Records for this exercise START
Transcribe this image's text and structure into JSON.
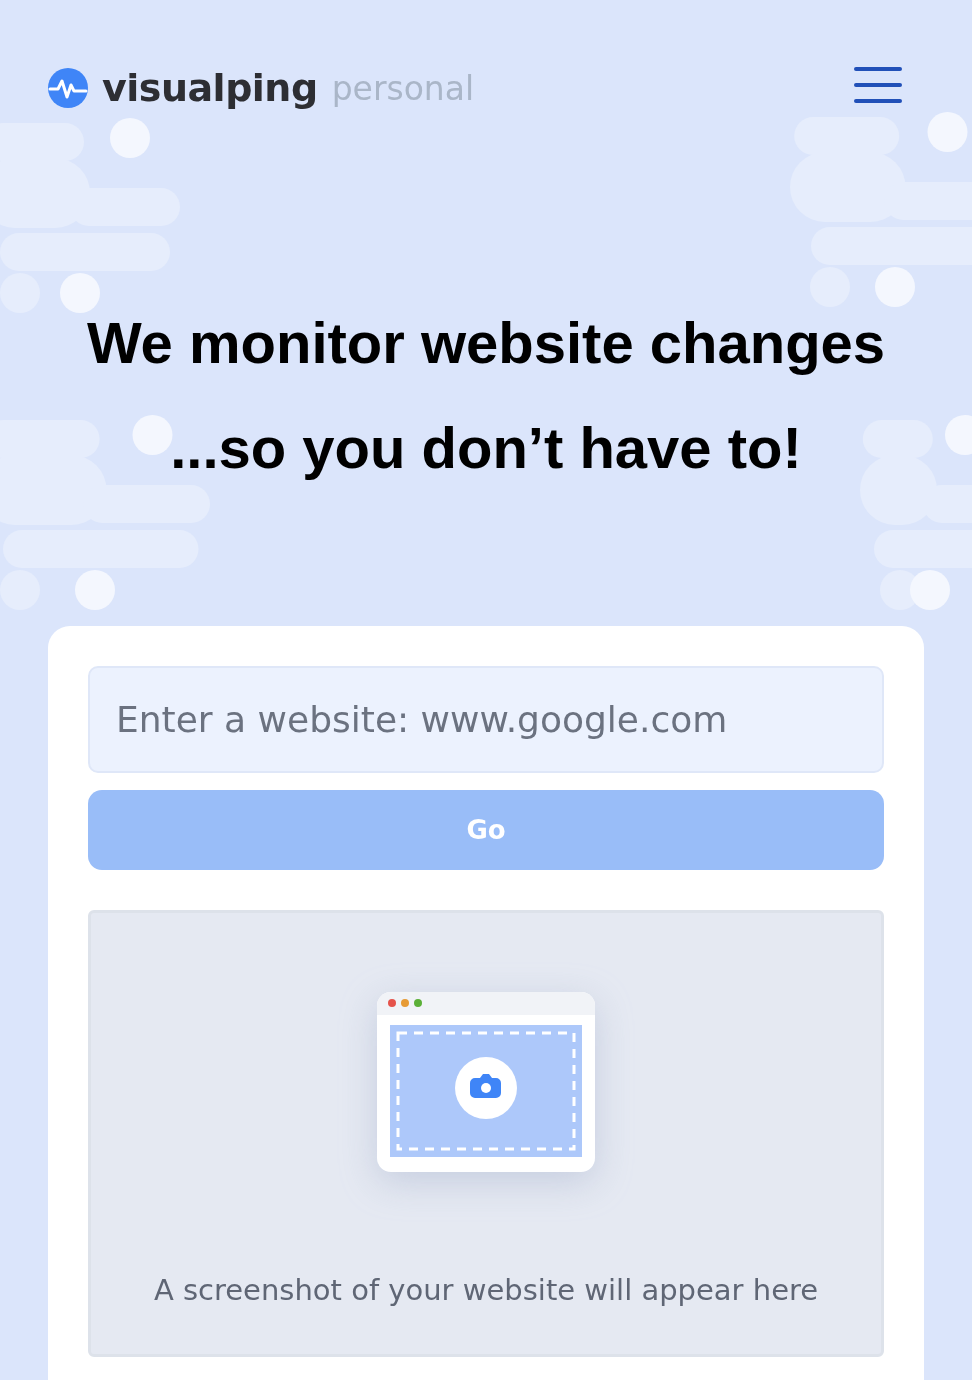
{
  "header": {
    "brand": "visualping",
    "plan": "personal"
  },
  "hero": {
    "lines": [
      "We monitor website changes",
      "...so you don’t have to!"
    ]
  },
  "form": {
    "url_field": {
      "placeholder": "Enter a website: www.google.com"
    },
    "go_button": {
      "label": "Go",
      "disabled": true
    },
    "preview": {
      "caption": "A screenshot of your website will appear here"
    }
  }
}
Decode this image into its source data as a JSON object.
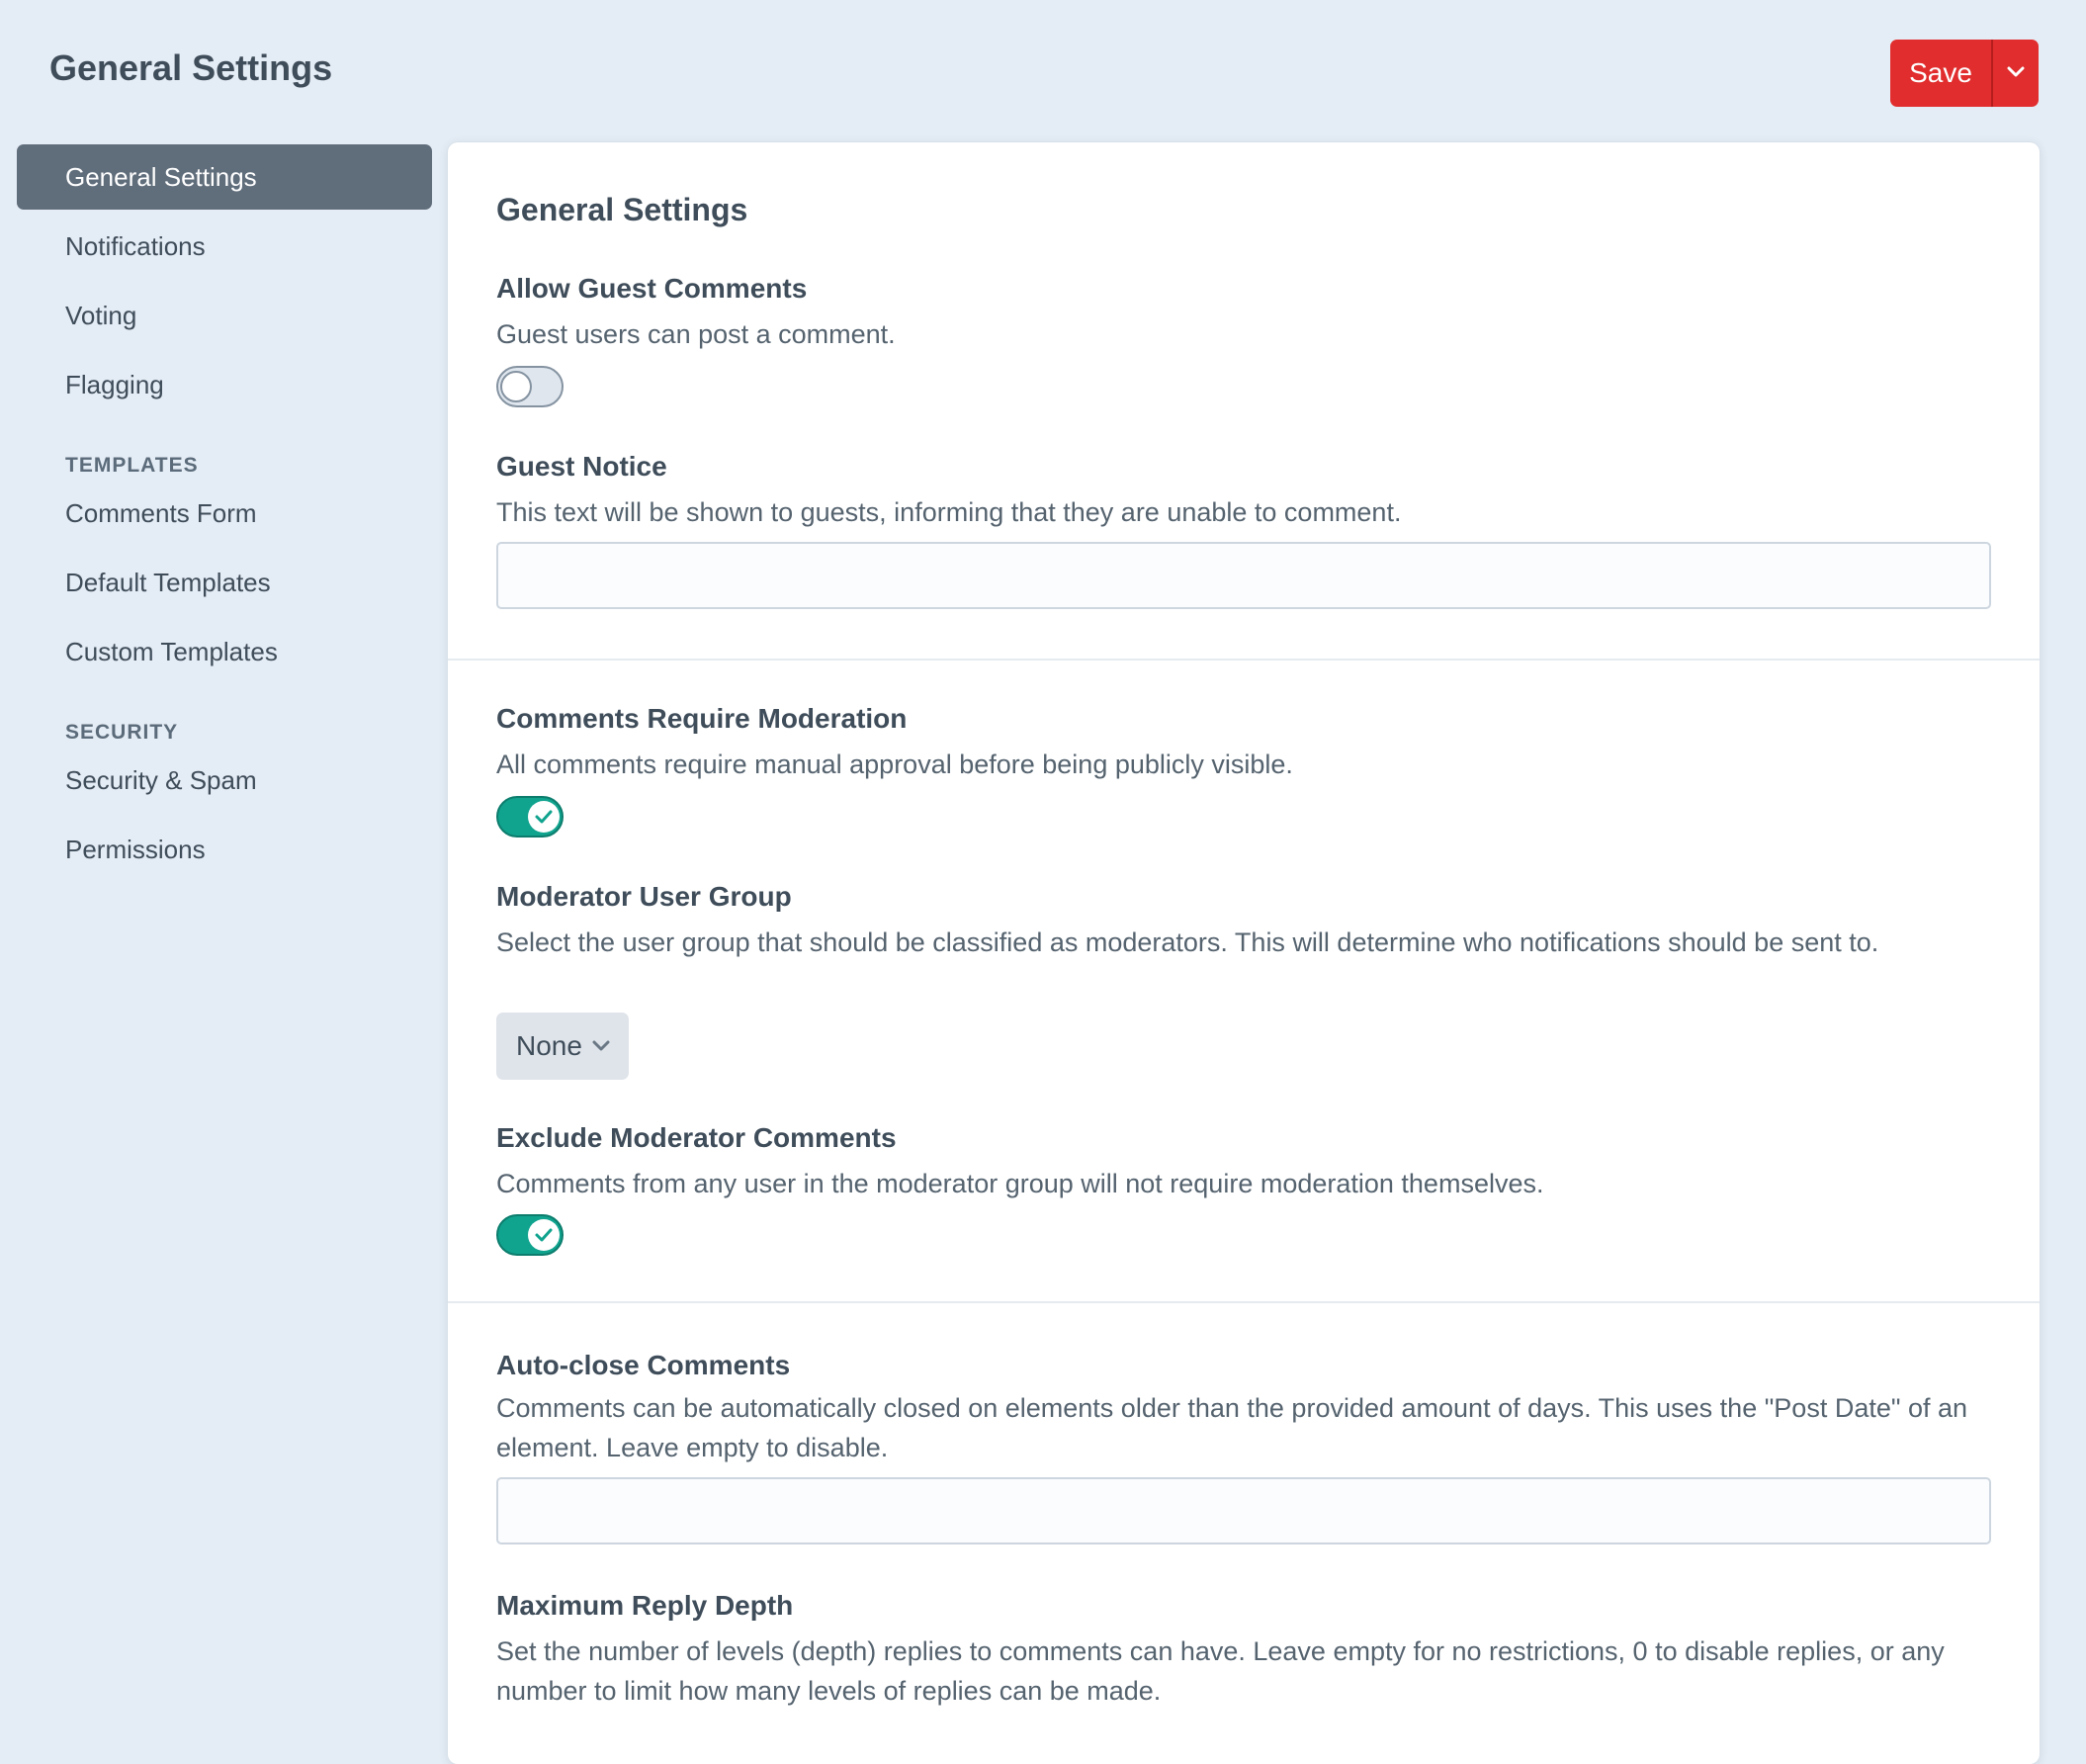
{
  "header": {
    "title": "General Settings",
    "save_label": "Save"
  },
  "sidebar": {
    "items": [
      {
        "label": "General Settings",
        "active": true
      },
      {
        "label": "Notifications"
      },
      {
        "label": "Voting"
      },
      {
        "label": "Flagging"
      }
    ],
    "templates_heading": "TEMPLATES",
    "templates_items": [
      {
        "label": "Comments Form"
      },
      {
        "label": "Default Templates"
      },
      {
        "label": "Custom Templates"
      }
    ],
    "security_heading": "SECURITY",
    "security_items": [
      {
        "label": "Security & Spam"
      },
      {
        "label": "Permissions"
      }
    ]
  },
  "main": {
    "title": "General Settings",
    "fields": {
      "allow_guest_comments": {
        "label": "Allow Guest Comments",
        "description": "Guest users can post a comment.",
        "enabled": false
      },
      "guest_notice": {
        "label": "Guest Notice",
        "description": "This text will be shown to guests, informing that they are unable to comment.",
        "value": ""
      },
      "require_moderation": {
        "label": "Comments Require Moderation",
        "description": "All comments require manual approval before being publicly visible.",
        "enabled": true
      },
      "moderator_group": {
        "label": "Moderator User Group",
        "description": "Select the user group that should be classified as moderators. This will determine who notifications should be sent to.",
        "selected": "None"
      },
      "exclude_moderator": {
        "label": "Exclude Moderator Comments",
        "description": "Comments from any user in the moderator group will not require moderation themselves.",
        "enabled": true
      },
      "auto_close": {
        "label": "Auto-close Comments",
        "description": "Comments can be automatically closed on elements older than the provided amount of days. This uses the \"Post Date\" of an element. Leave empty to disable.",
        "value": ""
      },
      "max_reply_depth": {
        "label": "Maximum Reply Depth",
        "description": "Set the number of levels (depth) replies to comments can have. Leave empty for no restrictions, 0 to disable replies, or any number to limit how many levels of replies can be made."
      }
    }
  },
  "colors": {
    "accent_red": "#e12d2d",
    "toggle_on": "#10a38e",
    "sidebar_active": "#606d7b",
    "background": "#e4ecf5"
  }
}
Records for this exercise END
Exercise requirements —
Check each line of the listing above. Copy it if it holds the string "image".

Written response —
Transcribe this image's text and structure into JSON.
Decode this image into its source data as a JSON object.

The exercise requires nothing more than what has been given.